Mrs. Trimmer died suddenly at Brentford on 15 Dec. 1810, and was buried in the family vault at Ealing. Mrs. Jane West [q. v.] wrote a poem in her memory which was published in the 'Gentleman's Magazine' for March 1811. Her husband predeceased her on 15 May 1792. None of her children survived her.
Mrs. Trimmer is best remembered for her 'Story of the Robins,' which has been continually reprinted down to the present time. It first appeared as 'Fabulous Histories' in 1786. The book was dedicated to the Princess Sophia. She also wrote many books for charity-school children and servants. They were sometimes republished with new titles and added matter. From 1788 to 1789 she conducted the 'Family Magazine' for the instruction and amusement of cottagers and servants; and from 1802 to 1806 the 'Guardian of Education,' a periodical to criticise and examine books for children and books on education, so that only good ones might spread abroad. A volume entitled 'Instructive Tales,' stories collected from the 'Family Magazine,' was published in 1810.

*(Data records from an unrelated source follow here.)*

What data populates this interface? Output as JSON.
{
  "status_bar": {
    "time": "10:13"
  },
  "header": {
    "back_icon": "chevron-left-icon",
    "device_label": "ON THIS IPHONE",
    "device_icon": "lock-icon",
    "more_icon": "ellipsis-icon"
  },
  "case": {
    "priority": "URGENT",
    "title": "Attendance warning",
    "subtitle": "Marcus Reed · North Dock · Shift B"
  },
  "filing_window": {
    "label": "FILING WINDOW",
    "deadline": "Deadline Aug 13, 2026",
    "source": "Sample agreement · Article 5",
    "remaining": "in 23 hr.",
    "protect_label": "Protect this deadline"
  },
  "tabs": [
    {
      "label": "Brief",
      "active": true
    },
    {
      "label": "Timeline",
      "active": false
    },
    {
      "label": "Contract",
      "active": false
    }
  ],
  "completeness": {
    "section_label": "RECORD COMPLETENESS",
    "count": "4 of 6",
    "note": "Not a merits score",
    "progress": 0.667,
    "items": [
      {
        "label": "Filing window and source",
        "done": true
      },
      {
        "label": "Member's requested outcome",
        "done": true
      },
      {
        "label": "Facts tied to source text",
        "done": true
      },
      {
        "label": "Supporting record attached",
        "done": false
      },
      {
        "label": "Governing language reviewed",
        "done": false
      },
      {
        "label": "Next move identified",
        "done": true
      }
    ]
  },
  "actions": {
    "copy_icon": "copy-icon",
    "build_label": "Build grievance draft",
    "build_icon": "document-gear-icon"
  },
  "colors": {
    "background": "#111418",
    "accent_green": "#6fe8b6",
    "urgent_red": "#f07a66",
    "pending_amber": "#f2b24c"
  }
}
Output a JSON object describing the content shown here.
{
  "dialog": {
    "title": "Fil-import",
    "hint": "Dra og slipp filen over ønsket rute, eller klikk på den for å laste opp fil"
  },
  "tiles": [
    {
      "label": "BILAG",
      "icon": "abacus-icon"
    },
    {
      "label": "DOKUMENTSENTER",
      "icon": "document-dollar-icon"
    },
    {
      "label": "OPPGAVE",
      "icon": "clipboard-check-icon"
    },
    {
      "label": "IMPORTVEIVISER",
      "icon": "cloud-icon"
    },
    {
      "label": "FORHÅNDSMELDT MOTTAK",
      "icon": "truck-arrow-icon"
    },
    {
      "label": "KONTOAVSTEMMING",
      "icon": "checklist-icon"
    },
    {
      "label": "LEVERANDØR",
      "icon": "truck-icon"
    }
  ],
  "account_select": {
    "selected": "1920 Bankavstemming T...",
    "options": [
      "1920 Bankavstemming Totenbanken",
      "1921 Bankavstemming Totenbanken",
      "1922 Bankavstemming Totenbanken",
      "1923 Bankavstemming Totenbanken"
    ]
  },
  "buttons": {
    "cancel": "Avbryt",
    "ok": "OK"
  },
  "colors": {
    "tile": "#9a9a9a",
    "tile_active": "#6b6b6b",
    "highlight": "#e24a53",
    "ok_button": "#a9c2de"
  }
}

Mrs. Trimmer was a woman of great piety, and, inspired by the example of Dr. Johnson, kept a diary, which is a daily self-examination in his manner, interspersed with prayers of her own composition. She was of pleasing appearance, and her countenance had an intellectual expression. Her portrait (now in the National Portrait Gallery) was painted by Henry Howard, R.A. An engraving by H. Meyer forms the frontispiece to the first volume of her 'Life;' another, by E. Scriven, is in Cadell's ' Contemporary Portraits' (1812). Another portrait, painted by C. Read, was engraved by G. Watson (Bromley, p. 446).
[Life and Writings of Mrs. Trimmer, 2 vols. 1814, 3rd edit. 1825; Elwood's Literary Ladies, i. 202-23; Gent. Mag. 1811, i. 86.]